0
$\begingroup$

It seems like different books define continuous random variables differently.

  1. pdf definition: The random variable X is continuous if a nonnegative function f exists, that is defined for all $x \in (-\infty, \infty)$ such that $P(X \in B) = \int_B f(x) dx$ (Sheldon Ross)

  2. cdf definition: The random variable X is continuous if its cdf is continuous and differentiable.
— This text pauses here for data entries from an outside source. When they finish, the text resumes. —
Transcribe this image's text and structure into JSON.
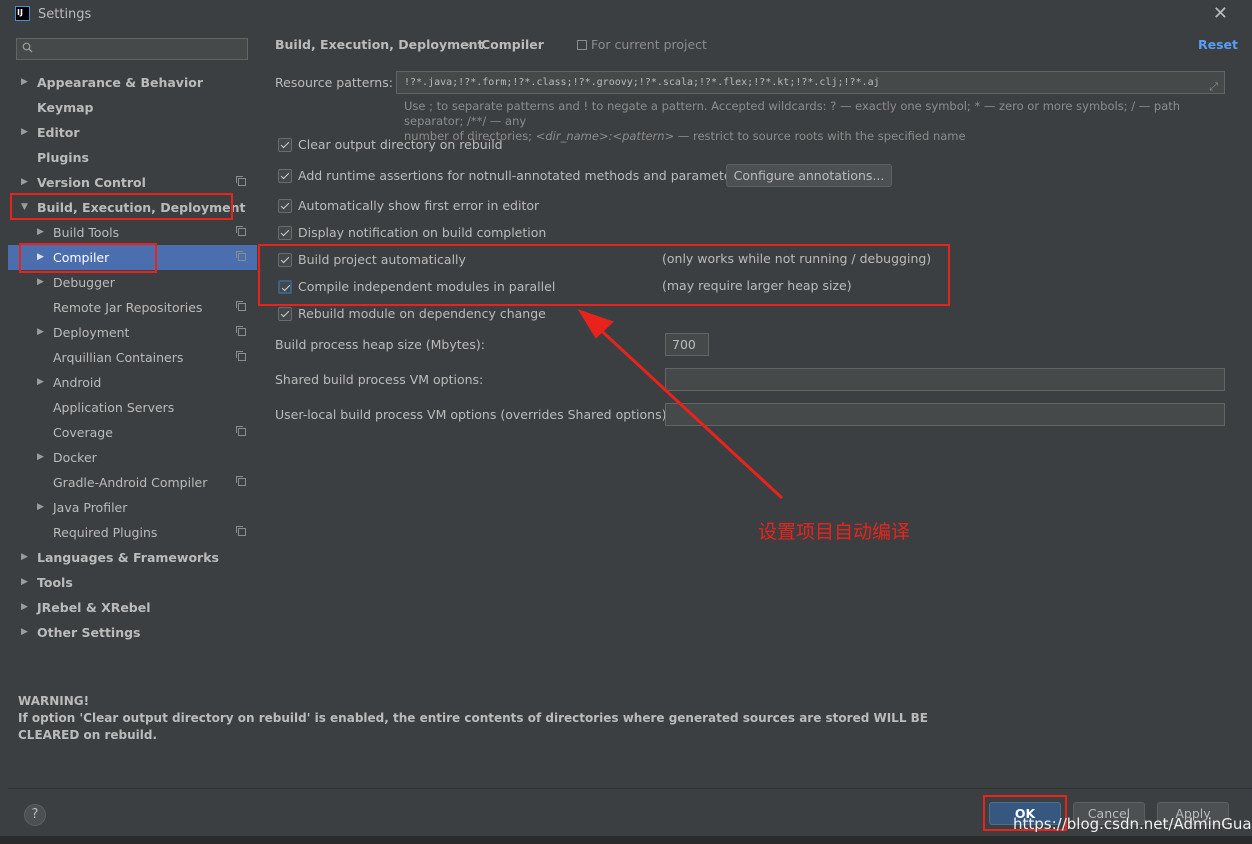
{
  "window": {
    "title": "Settings",
    "app_icon": "IJ"
  },
  "sidebar": {
    "search_placeholder": "",
    "items": [
      {
        "label": "Appearance & Behavior",
        "level": 0,
        "arrow": "right",
        "bold": true
      },
      {
        "label": "Keymap",
        "level": 0,
        "arrow": "",
        "bold": true
      },
      {
        "label": "Editor",
        "level": 0,
        "arrow": "right",
        "bold": true
      },
      {
        "label": "Plugins",
        "level": 0,
        "arrow": "",
        "bold": true
      },
      {
        "label": "Version Control",
        "level": 0,
        "arrow": "right",
        "bold": true,
        "icon": "copy-icon"
      },
      {
        "label": "Build, Execution, Deployment",
        "level": 0,
        "arrow": "down",
        "bold": true
      },
      {
        "label": "Build Tools",
        "level": 1,
        "arrow": "right",
        "icon": "copy-icon"
      },
      {
        "label": "Compiler",
        "level": 1,
        "arrow": "right",
        "selected": true,
        "icon": "copy-icon"
      },
      {
        "label": "Debugger",
        "level": 1,
        "arrow": "right"
      },
      {
        "label": "Remote Jar Repositories",
        "level": 1,
        "arrow": "",
        "icon": "copy-icon"
      },
      {
        "label": "Deployment",
        "level": 1,
        "arrow": "right",
        "icon": "copy-icon"
      },
      {
        "label": "Arquillian Containers",
        "level": 1,
        "arrow": "",
        "icon": "copy-icon"
      },
      {
        "label": "Android",
        "level": 1,
        "arrow": "right"
      },
      {
        "label": "Application Servers",
        "level": 1,
        "arrow": ""
      },
      {
        "label": "Coverage",
        "level": 1,
        "arrow": "",
        "icon": "copy-icon"
      },
      {
        "label": "Docker",
        "level": 1,
        "arrow": "right"
      },
      {
        "label": "Gradle-Android Compiler",
        "level": 1,
        "arrow": "",
        "icon": "copy-icon"
      },
      {
        "label": "Java Profiler",
        "level": 1,
        "arrow": "right"
      },
      {
        "label": "Required Plugins",
        "level": 1,
        "arrow": "",
        "icon": "copy-icon"
      },
      {
        "label": "Languages & Frameworks",
        "level": 0,
        "arrow": "right",
        "bold": true
      },
      {
        "label": "Tools",
        "level": 0,
        "arrow": "right",
        "bold": true
      },
      {
        "label": "JRebel & XRebel",
        "level": 0,
        "arrow": "right",
        "bold": true
      },
      {
        "label": "Other Settings",
        "level": 0,
        "arrow": "right",
        "bold": true
      }
    ]
  },
  "header": {
    "crumb1": "Build, Execution, Deployment",
    "sep": "›",
    "crumb2": "Compiler",
    "scope": "For current project",
    "reset": "Reset"
  },
  "resource": {
    "label": "Resource patterns:",
    "value": "!?*.java;!?*.form;!?*.class;!?*.groovy;!?*.scala;!?*.flex;!?*.kt;!?*.clj;!?*.aj",
    "hint_line1": "Use ; to separate patterns and ! to negate a pattern. Accepted wildcards: ? — exactly one symbol; * — zero or more symbols; / — path separator; /**/ — any",
    "hint_line2a": "number of directories; ",
    "hint_line2b": "<dir_name>:<pattern>",
    "hint_line2c": " — restrict to source roots with the specified name"
  },
  "options": {
    "clear_output": "Clear output directory on rebuild",
    "runtime_assertions": "Add runtime assertions for notnull-annotated methods and parameters",
    "configure_annotations": "Configure annotations...",
    "show_first_error": "Automatically show first error in editor",
    "display_notification": "Display notification on build completion",
    "build_auto": "Build project automatically",
    "build_auto_note": "(only works while not running / debugging)",
    "compile_parallel": "Compile independent modules in parallel",
    "compile_parallel_note": "(may require larger heap size)",
    "rebuild_module": "Rebuild module on dependency change"
  },
  "vm": {
    "heap_label": "Build process heap size (Mbytes):",
    "heap_value": "700",
    "shared_label": "Shared build process VM options:",
    "shared_value": "",
    "user_label": "User-local build process VM options (overrides Shared options):",
    "user_value": ""
  },
  "warning": {
    "title": "WARNING!",
    "text": "If option 'Clear output directory on rebuild' is enabled, the entire contents of directories where generated sources are stored WILL BE CLEARED on rebuild."
  },
  "annotation": {
    "text": "设置项目自动编译",
    "color": "#e8231c"
  },
  "footer": {
    "help": "?",
    "ok": "OK",
    "cancel": "Cancel",
    "apply": "Apply"
  },
  "watermark": "https://blog.csdn.net/AdminGuan",
  "colors": {
    "background": "#3c3f41",
    "selection": "#4b6eaf",
    "link": "#589df6",
    "highlight": "#e8231c"
  }
}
Moreover, the derivative of the cdf is continuous except for a finite number of points. (Wackerly)

  3. Another cdf defintion: The random variable X is continuous if the cdf is a continuous function. (Wikipedia https://en.wikipedia.org/wiki/Random_variable#Continuous_random_variable)

  4. uncountable range: The random variable X is continuous if its range is uncountable infinite/set of possible values is uncountable infinite.

  5. uncountable sample space: The random variable X is continuous if the sample space is uncountable infinite.

My question are:

a) How do these definitions relate to each other? Are they equivalent? Why?

b) What is the difference between a continuous and an absolute continuous random variable?

c) Is it possible that the difference between continuous and discrete random variables vanishes from the point of view of measure theory? I have looked into several books about probability based on a rigid measure theoretic approach and none of them even mention the fact that there are different kinds of random variables.

d) In particular, is 4.) and 5.) equivalent? To me this doesnt seem to be necessarily the case...

e) Which is the "correct" definition from the above for a continuous random variable?

I would be happy also about answers from the point of view of measure theory, which probably answers this questions the most precisely.

$\endgroup$
  • 1
    $\begingroup$ There are too many questions here for our format, but here are some tips. (4) and (5) are woefully incorrect, although one does see statements like them in overly-simplified accounts. (1) - (3) are all forms of the Fundamental Theorem of Calculus. Thus, (a), (c), and (e) are a matter of consulting a Calculus text; (b) is answered at stats.stackexchange.com/questions/298293; and the answer to (d) is "no, but the question is of no relevance because it concerns invalid statements." $\endgroup$ – whuber Mar 24 at 18:55
  • $\begingroup$ If you would like to edit your post to focus on one of these issues, it would be interesting to answer. For instance, examples of why (4) and (5) are incorrect can be instructive. $\endgroup$ – whuber Mar 24 at 19:27
  • $\begingroup$ Thanks for your answer. I have posted a new question regarding (4) and (5). I wanted to ask, however, w.r.t. 1), 2),3): Why is 3.) a form of the Fundamental Theorem of Calculus? It doesnt say anything that the cdf would be differentiable, no? Also I have looked at your link about absolute continuous. Are 1.) and 2.) equivalent to the RV X being absolute continuous? If I understood the definition of absolute continuity correctly it says that a density exists, which is what 1.) and 2.) say, right? $\endgroup$ – guest1 Mar 25 at 10:43
  • $\begingroup$ Yes. (3) is related to an advanced version of the FTC that allows the "density" to be a measure. Measure theory provides an appropriate generalization of these concepts which exposes the fundamental ideas. Absolute continuity, in particular, is a relationship between two measures. In the usual setting the reference measure is Lebesgue measure and another (probability) measure $\mathbb P$ is absolutely continuous with respect to that provided every set to which $\mathbb P$ assigns nonzero probability has nonzero Lebesgue measure. $\endgroup$ – whuber Mar 25 at 14:24